U.S. Secretary of Defense Lloyd Austin and Israeli Defense Minister Yoav Gallant met on June 15 in Brussels “to discuss opportunities to expand military cooperation to counter regional threats,” per a U.S. Defense Department readout.
The two leaders “discussed important developments in the U.S.-Israeli bilateral defense partnership, U.S. security assistance for Israel and efforts to increase partnership and interoperability,” according to Air Force Brig. Gen. Pat Ryder, a Pentagon spokesperson.

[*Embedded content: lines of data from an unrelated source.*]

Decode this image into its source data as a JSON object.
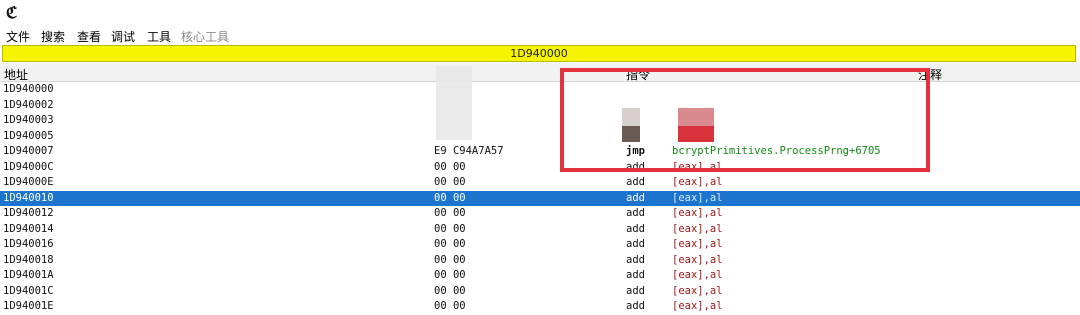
{
  "app": {
    "icon": "cheat-engine-c-icon"
  },
  "menu": [
    {
      "label": "文件",
      "enabled": true
    },
    {
      "label": "搜索",
      "enabled": true
    },
    {
      "label": "查看",
      "enabled": true
    },
    {
      "label": "调试",
      "enabled": true
    },
    {
      "label": "工具",
      "enabled": true
    },
    {
      "label": "核心工具",
      "enabled": false
    }
  ],
  "address_bar": {
    "value": "1D940000",
    "color": "#f5f500"
  },
  "columns": {
    "address": "地址",
    "bytes": "",
    "opcode": "指令",
    "comment": "注释"
  },
  "rows": [
    {
      "address": "1D940000",
      "bytes": "",
      "mnemonic": "",
      "operand": ""
    },
    {
      "address": "1D940002",
      "bytes": "",
      "mnemonic": "",
      "operand": ""
    },
    {
      "address": "1D940003",
      "bytes": "",
      "mnemonic": "",
      "operand": ""
    },
    {
      "address": "1D940005",
      "bytes": "",
      "mnemonic": "",
      "operand": ""
    },
    {
      "address": "1D940007",
      "bytes": "E9 C94A7A57",
      "mnemonic": "jmp",
      "operand": "bcryptPrimitives.ProcessPrng+6705"
    },
    {
      "address": "1D94000C",
      "bytes": "00 00",
      "mnemonic": "add",
      "operand": "[eax],al"
    },
    {
      "address": "1D94000E",
      "bytes": "00 00",
      "mnemonic": "add",
      "operand": "[eax],al"
    },
    {
      "address": "1D940010",
      "bytes": "00 00",
      "mnemonic": "add",
      "operand": "[eax],al"
    },
    {
      "address": "1D940012",
      "bytes": "00 00",
      "mnemonic": "add",
      "operand": "[eax],al"
    },
    {
      "address": "1D940014",
      "bytes": "00 00",
      "mnemonic": "add",
      "operand": "[eax],al"
    },
    {
      "address": "1D940016",
      "bytes": "00 00",
      "mnemonic": "add",
      "operand": "[eax],al"
    },
    {
      "address": "1D940018",
      "bytes": "00 00",
      "mnemonic": "add",
      "operand": "[eax],al"
    },
    {
      "address": "1D94001A",
      "bytes": "00 00",
      "mnemonic": "add",
      "operand": "[eax],al"
    },
    {
      "address": "1D94001C",
      "bytes": "00 00",
      "mnemonic": "add",
      "operand": "[eax],al"
    },
    {
      "address": "1D94001E",
      "bytes": "00 00",
      "mnemonic": "add",
      "operand": "[eax],al"
    }
  ],
  "selected_row": 7,
  "colors": {
    "selection": "#1c74cf",
    "annotation_box": "#e2323b",
    "operand": "#a01818",
    "jump_target": "#148a14"
  }
}
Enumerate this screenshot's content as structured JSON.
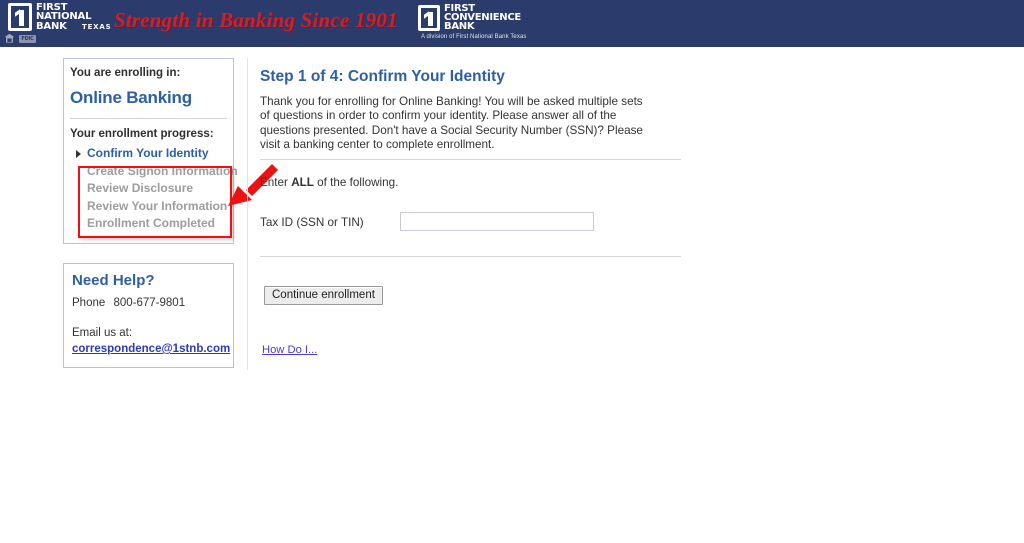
{
  "header": {
    "primary_logo": {
      "numeral": "1",
      "line1": "FIRST",
      "line2": "NATIONAL",
      "line3": "BANK",
      "state": "TEXAS"
    },
    "tagline": "Strength in Banking Since 1901",
    "secondary_logo": {
      "numeral": "1",
      "line1": "FIRST",
      "line2": "CONVENIENCE",
      "line3": "BANK",
      "division_note": "A division of First National Bank Texas"
    },
    "icons": {
      "equal_housing": "equal-housing-lender-icon",
      "fdic": "FDIC"
    },
    "background_color": "#2b3b6b",
    "tagline_color": "#c62433"
  },
  "sidebar": {
    "enrollment_panel": {
      "lead": "You are enrolling in:",
      "product": "Online Banking",
      "progress_lead": "Your enrollment progress:",
      "steps": [
        {
          "label": "Confirm Your Identity",
          "state": "current"
        },
        {
          "label": "Create Signon Information",
          "state": "pending"
        },
        {
          "label": "Review Disclosure",
          "state": "pending"
        },
        {
          "label": "Review Your Information",
          "state": "pending"
        },
        {
          "label": "Enrollment Completed",
          "state": "pending"
        }
      ]
    },
    "help_panel": {
      "title": "Need Help?",
      "phone_label": "Phone",
      "phone_number": "800-677-9801",
      "email_lead": "Email us at:",
      "email": "correspondence@1stnb.com"
    }
  },
  "annotation": {
    "box_color": "#ee1111",
    "arrow_color": "#ee1111",
    "target": "pending enrollment steps"
  },
  "main": {
    "title": "Step 1 of 4: Confirm Your Identity",
    "intro": "Thank you for enrolling for Online Banking! You will be asked multiple sets of questions in order to confirm your identity. Please answer all of the questions presented. Don't have a Social Security Number (SSN)? Please visit a banking center to complete enrollment.",
    "instruction_prefix": "Enter ",
    "instruction_emphasis": "ALL",
    "instruction_suffix": " of the following.",
    "fields": [
      {
        "label": "Tax ID (SSN or TIN)",
        "value": "",
        "placeholder": ""
      }
    ],
    "continue_button": "Continue enrollment",
    "help_link": "How Do I..."
  }
}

Gallant and Austin agreed to keep collaborating to address “the wide range of threats posed by Iran, including its nuclear program, destabilizing regional activities and proliferation of uncrewed aerial systems and other lethal assistance throughout the Middle East and to Russia,” the readout stated.

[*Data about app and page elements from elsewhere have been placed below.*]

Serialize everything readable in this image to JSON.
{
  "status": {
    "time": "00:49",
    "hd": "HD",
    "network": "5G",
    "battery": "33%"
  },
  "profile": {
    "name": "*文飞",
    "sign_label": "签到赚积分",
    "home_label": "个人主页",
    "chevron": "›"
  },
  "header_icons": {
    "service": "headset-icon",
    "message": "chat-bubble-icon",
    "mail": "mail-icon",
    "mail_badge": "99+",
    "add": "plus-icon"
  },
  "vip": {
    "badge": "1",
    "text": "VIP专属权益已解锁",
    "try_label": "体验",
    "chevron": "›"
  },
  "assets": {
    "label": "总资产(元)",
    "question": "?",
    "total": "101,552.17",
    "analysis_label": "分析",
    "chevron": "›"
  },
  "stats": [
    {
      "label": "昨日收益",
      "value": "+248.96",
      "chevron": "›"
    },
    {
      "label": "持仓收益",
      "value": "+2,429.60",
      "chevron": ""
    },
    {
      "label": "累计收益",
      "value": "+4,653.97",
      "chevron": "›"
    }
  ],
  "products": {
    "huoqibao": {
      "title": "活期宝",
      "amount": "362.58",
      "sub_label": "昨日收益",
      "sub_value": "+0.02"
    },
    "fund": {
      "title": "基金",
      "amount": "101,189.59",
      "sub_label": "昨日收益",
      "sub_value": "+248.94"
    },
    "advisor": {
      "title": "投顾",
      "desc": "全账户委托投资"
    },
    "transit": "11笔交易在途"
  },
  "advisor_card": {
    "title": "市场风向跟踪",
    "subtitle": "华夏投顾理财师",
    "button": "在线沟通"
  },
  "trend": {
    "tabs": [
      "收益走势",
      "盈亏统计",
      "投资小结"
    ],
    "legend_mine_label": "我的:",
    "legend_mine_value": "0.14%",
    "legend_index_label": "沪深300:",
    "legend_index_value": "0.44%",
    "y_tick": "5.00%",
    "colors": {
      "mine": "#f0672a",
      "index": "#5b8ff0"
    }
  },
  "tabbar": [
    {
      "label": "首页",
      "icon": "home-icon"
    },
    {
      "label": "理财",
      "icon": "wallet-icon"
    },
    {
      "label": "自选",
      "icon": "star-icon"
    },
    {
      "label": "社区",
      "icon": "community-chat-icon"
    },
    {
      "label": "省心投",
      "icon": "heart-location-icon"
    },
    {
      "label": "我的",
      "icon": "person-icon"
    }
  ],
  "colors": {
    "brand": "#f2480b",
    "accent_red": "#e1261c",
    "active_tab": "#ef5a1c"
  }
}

Austin “lauded Israel’s continued integration into the U.S. Central Command area of responsibility, and he expressed the department’s intent to strengthen the regional security architecture and to further multilateral cooperation with regional partners,” per the readout. (Dana Stroul, the Pentagon’s top Middle East policymaker, recently told JNS that it was a “brilliant” decision of the Trump administration to transfer Israel to CENTCOM.)

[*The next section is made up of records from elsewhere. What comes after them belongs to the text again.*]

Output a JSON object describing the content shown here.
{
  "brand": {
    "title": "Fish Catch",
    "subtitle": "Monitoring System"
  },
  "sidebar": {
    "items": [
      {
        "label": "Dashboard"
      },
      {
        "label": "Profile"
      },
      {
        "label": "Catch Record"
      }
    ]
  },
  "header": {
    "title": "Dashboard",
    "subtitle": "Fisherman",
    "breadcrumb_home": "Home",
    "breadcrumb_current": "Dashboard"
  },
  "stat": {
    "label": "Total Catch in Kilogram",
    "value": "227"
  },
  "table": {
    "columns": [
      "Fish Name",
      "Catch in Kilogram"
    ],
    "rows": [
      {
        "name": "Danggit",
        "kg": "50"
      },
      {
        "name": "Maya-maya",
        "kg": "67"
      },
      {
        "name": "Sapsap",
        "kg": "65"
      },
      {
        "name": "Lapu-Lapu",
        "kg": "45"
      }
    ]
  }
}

Austin and Gallant also discussed Russia’s aggression in Ukraine with Austin noting “profoundly negative” consequences for Ukraine, and the Middle East, in Russia and Iran cooperating militarily. Both Ukraine and others in the region “are being attacked with Iranian-made uncrewed aerial systems,” per the readout.
The U.S. official also “expressed concern over the deteriorating security situation in the West Bank,” encouraging de-escalation and emphasizing U.S. support for a two-state solution. “Both leaders agreed to remain in close contact,” the Pentagon added.